Pressure is mounting on Missouri to launch sports betting as gamblers can now place legal wagers in any of its neighboring states, but not within the borders of the Show Me State. Lawmakers on both sides of the aisle argue Missouri is losing millions in potential tax revenue by keeping the practice illegal, with the big question of when Missourians will finally be able to place legal sports wagers being one that Gov. Mike Parson now hears more frequently.
“All of a sudden, people can go over there and do their thing and in Missouri they can’t,” Parson recently stated, in response to Kansas’ sports betting market launch in September, which means now all of Missouri’s neighbors offer legal sports gaming. Figures from Kansas’ first month of activity show the Hollywood Casino in Kansas City, Kansas, accounted for roughly 59% of all statewide revenue, seemingly affirming that Missourians are crossing state lines to place bets after the Show Me State failed once again to legalize during the past session.

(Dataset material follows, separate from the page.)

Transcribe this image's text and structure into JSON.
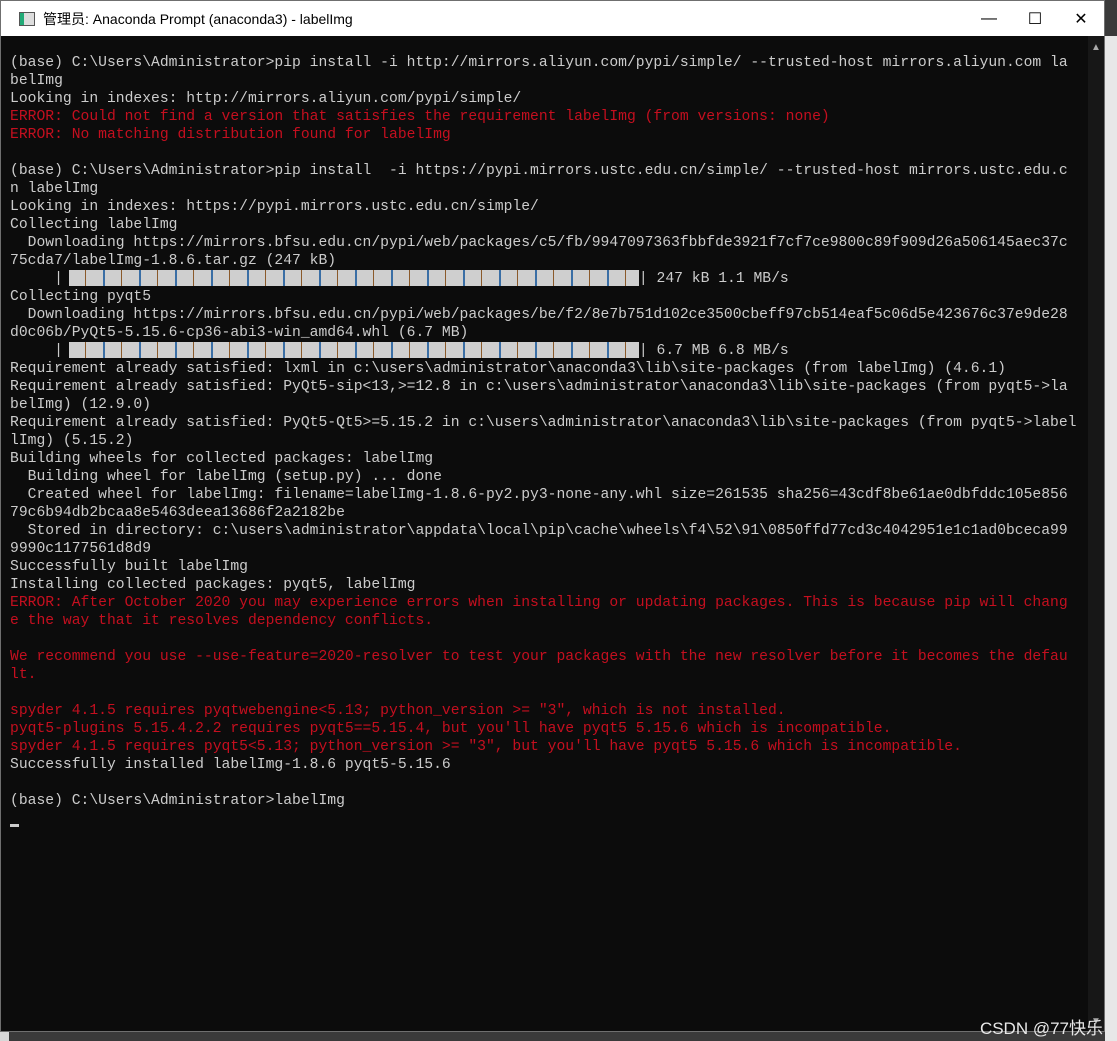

“We’ll see how it all plays out but that’s the General Assembly’s thing,” Parson added, as reported by FOX2Now. As of late, lawmakers have ramped up their push for sports betting legalization, with both Senate and House leadership calling it a “priority.” But Parson has seemingly struck a more ambiguous tone when talking about legalization: “I think it’s going to be one of those things that’s coming when the day comes. The day is going to happen but that needs to go through the legislative process, and it goes in there year in and year out.”
Moreover, during a recent interview, the governor said he too believes the issue will be a hot topic next session, but didn’t give any indication if he supports it, according to the cited source. “That decision will be mine when it hits my desk but until then, you have to let the process work out and see what happens,” Parson said. His remarks follow the end of a special session last week which called for the passage of legislation that lowers the state’s income tax rate and reauthorizes tax credits for farmers.
While some wanted the governor to include sports wagering on the special session’s agenda, lawmakers adjourned with the issue out of the debate table. “You just can’t call a special session because something doesn’t get passed every year in the General Assembly,” Gov. Mike Parson said as to why sports betting wasn’t featured. As he didn’t expand the session’s call, the legalization debate will now have to wait for when lawmakers come back in January.
Senate Minority Leader John Rizzo (D-Independence) is among the lawmakers calling for legalization. “If I go home next May or I’m at my next fantasy football draft without sports betting, they are going to put me out on a rail,” he stated, as reported by FOX2Now. “We’ve got to do whatever it is we need to do to get it done. My constituents want it, but more importantly, it’s just something this state needs to get done.”
Thousands of attempts by Missourians to access Kansas sportsbooks have been recorded since the neighboring state launched its market. Rep. Dan Houx (R-Warrensburg) filed legislation – House Bill 4 – calling for legalization during the special session, although it wasn’t discussed. The proposition is similar to what was before lawmakers this spring, allowing those 21 and older to place bets on college and pro teams under a 10% tax rate that could bring about $16 million to the state annually.
Representatives from the Royals, Chiefs, Kansas City Current, St. Louis City SC, Blues, and Cardinals have also long pushed for legal sports betting, having testified in favor of the proposal. Incoming Speaker of the House Dean Plocher (R-Des Peres) said Thursday he also plans to make sports betting a priority next session, stating it is something that already should have been done.